Tuesday, October 18, 2011

Deadbeat Alert: CalSTRS, San Diego Unified Are Out of Money

File this one under "I am Jack's complete lack of surprise": yet more agencies of government in California are about to run out of money. First, Voice of San Diego reports that the San Diego Unified School District is on the edge of insolvency. The reasons for this should be familiar to observers of this state's politics; salaries and benefits have continued to escalate while funding from Sacramento has shriveled, and the education trailer bill in the state budget prevented the district from laying off teachers in advance of mid-year "trigger" cuts. As such, a takeover by the state may be in the works. In exchange for a loan from California's taxpayers to keep its bills paid, the district will relinquish all local control of its schools to Sacramento. The superintendent will be fired and the school board stripped of all real authority, and parents and students will have to trust that an unelected state administrator will be more responsive to their needs. In other words, it's pretty much a losing proposition for everyone save a few bureaucrats in the state capital.

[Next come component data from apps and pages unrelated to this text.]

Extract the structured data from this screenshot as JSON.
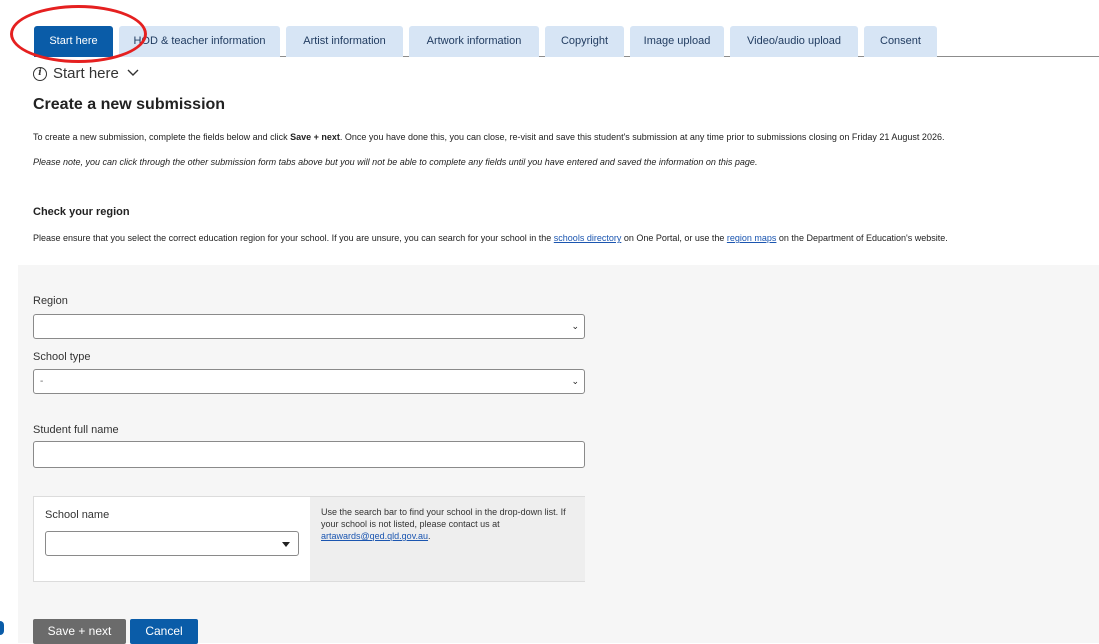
{
  "tabs": [
    {
      "label": "Start here",
      "active": true
    },
    {
      "label": "HOD & teacher information"
    },
    {
      "label": "Artist information"
    },
    {
      "label": "Artwork information"
    },
    {
      "label": "Copyright"
    },
    {
      "label": "Image upload"
    },
    {
      "label": "Video/audio upload"
    },
    {
      "label": "Consent"
    }
  ],
  "section": {
    "title": "Start here",
    "icon": "info-icon",
    "toggle_icon": "chevron-down-icon"
  },
  "heading": "Create a new submission",
  "intro": {
    "before": "To create a new submission, complete the fields below and click ",
    "bold": "Save + next",
    "after": ". Once you have done this, you can close, re-visit and save this student's submission at any time prior to submissions closing on Friday 21 August 2026."
  },
  "note": "Please note, you can click through the other submission form tabs above but you will not be able to complete any fields until you have entered and saved the information on this page.",
  "region_check": {
    "heading": "Check your region",
    "text_before": "Please ensure that you select the correct education region for your school. If you are unsure, you can search for your school in the ",
    "link1": "schools directory",
    "text_middle": " on One Portal, or use the ",
    "link2": "region maps",
    "text_after": " on the Department of Education's website."
  },
  "form": {
    "region_label": "Region",
    "region_value": "",
    "school_type_label": "School type",
    "school_type_value": "-",
    "student_name_label": "Student full name",
    "student_name_value": "",
    "school_name_label": "School name",
    "school_name_value": "",
    "school_help_text": "Use the search bar to find your school in the drop-down list. If your school is not listed, please contact us at ",
    "school_help_email": "artawards@qed.qld.gov.au",
    "school_help_end": "."
  },
  "buttons": {
    "save": "Save + next",
    "cancel": "Cancel"
  },
  "colors": {
    "accent": "#0a5ca8",
    "tab_inactive": "#d7e5f5",
    "highlight": "#e52020",
    "panel": "#f6f6f6"
  }
}
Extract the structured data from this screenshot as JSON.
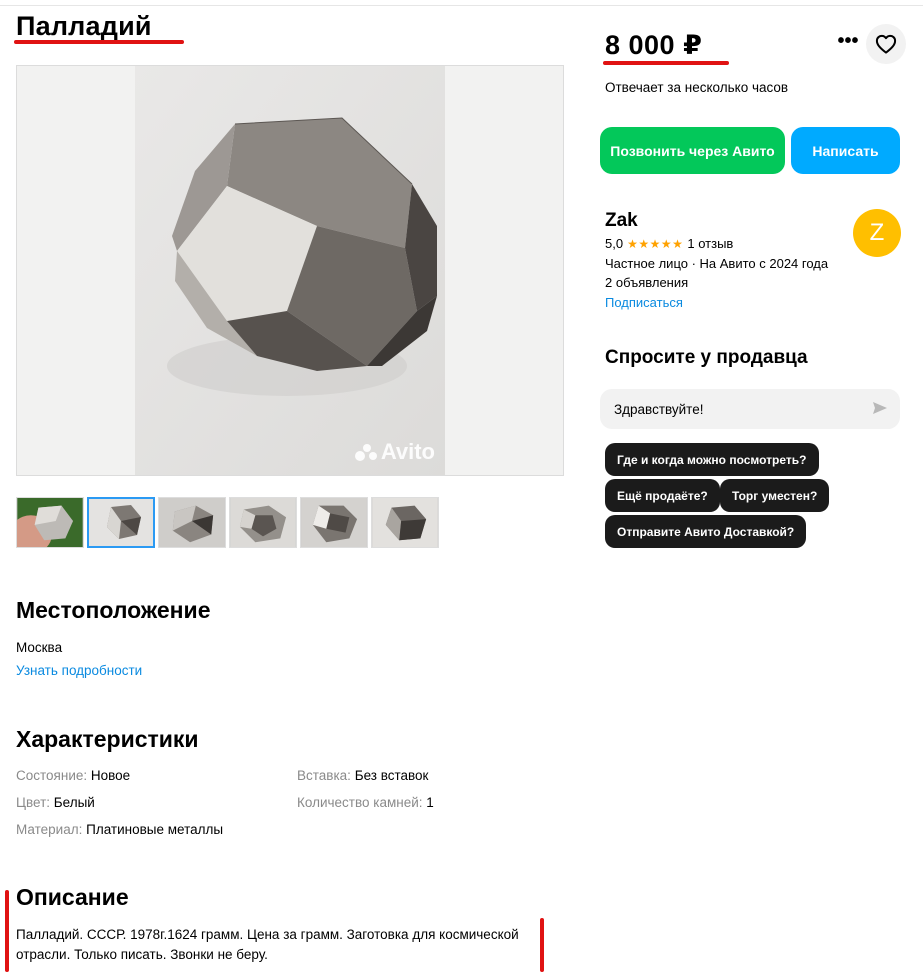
{
  "listing": {
    "title": "Палладий",
    "price": "8 000 ₽",
    "response_time": "Отвечает за несколько часов",
    "watermark": "Avito"
  },
  "actions": {
    "more_label": "•••",
    "call_label": "Позвонить через Авито",
    "write_label": "Написать"
  },
  "seller": {
    "name": "Zak",
    "rating": "5,0",
    "stars": "★★★★★",
    "reviews": "1 отзыв",
    "type": "Частное лицо · На Авито с 2024 года",
    "listings": "2 объявления",
    "subscribe_label": "Подписаться",
    "avatar_letter": "Z"
  },
  "ask": {
    "title": "Спросите у продавца",
    "input_value": "Здравствуйте!",
    "chips": [
      "Где и когда можно посмотреть?",
      "Ещё продаёте?",
      "Торг уместен?",
      "Отправите Авито Доставкой?"
    ]
  },
  "location": {
    "title": "Местоположение",
    "city": "Москва",
    "details_link": "Узнать подробности"
  },
  "characteristics": {
    "title": "Характеристики",
    "items": [
      {
        "label": "Состояние:",
        "value": "Новое"
      },
      {
        "label": "Цвет:",
        "value": "Белый"
      },
      {
        "label": "Материал:",
        "value": "Платиновые металлы"
      },
      {
        "label": "Вставка:",
        "value": "Без вставок"
      },
      {
        "label": "Количество камней:",
        "value": "1"
      }
    ]
  },
  "description": {
    "title": "Описание",
    "text": "Палладий. СССР. 1978г.1624 грамм. Цена за грамм. Заготовка для космической отрасли. Только писать. Звонки не беру."
  },
  "colors": {
    "accent_red": "#e01212",
    "call_green": "#03c85a",
    "write_blue": "#00aaff",
    "link_blue": "#0a8ae0",
    "avatar_yellow": "#ffbf00",
    "star_orange": "#ffa200"
  }
}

That's pretty alarming, but it's nothing compared to the noises coming out of the nation's second-largest pension fund, CalSTRS. If the Governmental Accounting Standards Board goes through with new rules for reporting unfunded liabilities, the retirement fund for California's public school teachers could see its 30-year unfunded liability triple from $56 billion to roughly $150 billion. Mind you, CalSTRS officials don't see that as a serious problem; to their thinking, they're well on their way to closing the gap back up. But they're worried people might be freaked out by the size of the number. Says Alan Milligan, CalSTRS' chief actuary, "There's going to be a perception problem – what is the cost of the pension system?" Um, yeah. Local governments, and ultimately taxpayers, are going to have to make up whatever shortfall the fund's investments don't. If that shortfall gets massively larger, it's going to break the budgets of those governments. It's actually slightly more serious than a "perception problem."


  1. RobOct 18, 2011 03:08 PM
    Many years ago, in the wake of Bob Citron's disastrous (and illegal) fiscal manipulations and Orange County's subsequent bankruptcy, the Times could barely contain their glee. We were told this was all the consequence of a narrow-minded adherence to low-tax conservatism that eventually came a-cropper.

    I wonder what they'll blame when it's deep blue political monoculture LA County that goes into Chapter 9.
  2. GSLOct 18, 2011 03:18 PM
    True. The OC bankruptcy had nothing to do with conservatism or even taxes.

    Not sure how quickly that might happen to LA County. But to your point, I'm not sure what the storyline will be when San Jose goes into Chapter 9, which could happen in a couple years.
  3. JustinOct 18, 2011 05:23 PM
    They'll blame the same kind of people. They will just be more creative in their "reasoning".
  4. GSLOct 19, 2011 06:51 AM
    I wonder. When Vallejo went bankrupt, it was a case of a solidly Democratic town enriching their public employees in the face of economic reality. The press reaction to that was basically, "hey, how about those Raiders?" No analysis necessary, I guess.
  5. JustinOct 19, 2011 10:52 AM
    You know the old saying: As goes Vallejo, so goes... Actually, I might be misremembering it.
  6. GSLOct 19, 2011 11:22 AM
    It's quite a town these days, as this story shows.
  7. AnonymousOct 19, 2011 12:32 PM
    no one bothers to ask or consider how a multi-hundred billion dollar state pension system is so disastrous and crippling to the economy since it sucks out humongous capital from the rest of the market such as investments, expansion, increased output, R&D, etc etc...It completely crowds out private investment
  8. GSLOct 19, 2011 12:35 PM
    Pretty much. That's the dirty secret about assuming 7.75% returns on investment every year: CalPERS and CalSTRS are so big that they can't "beat the market." By definition, you can't beat the market if you are the market.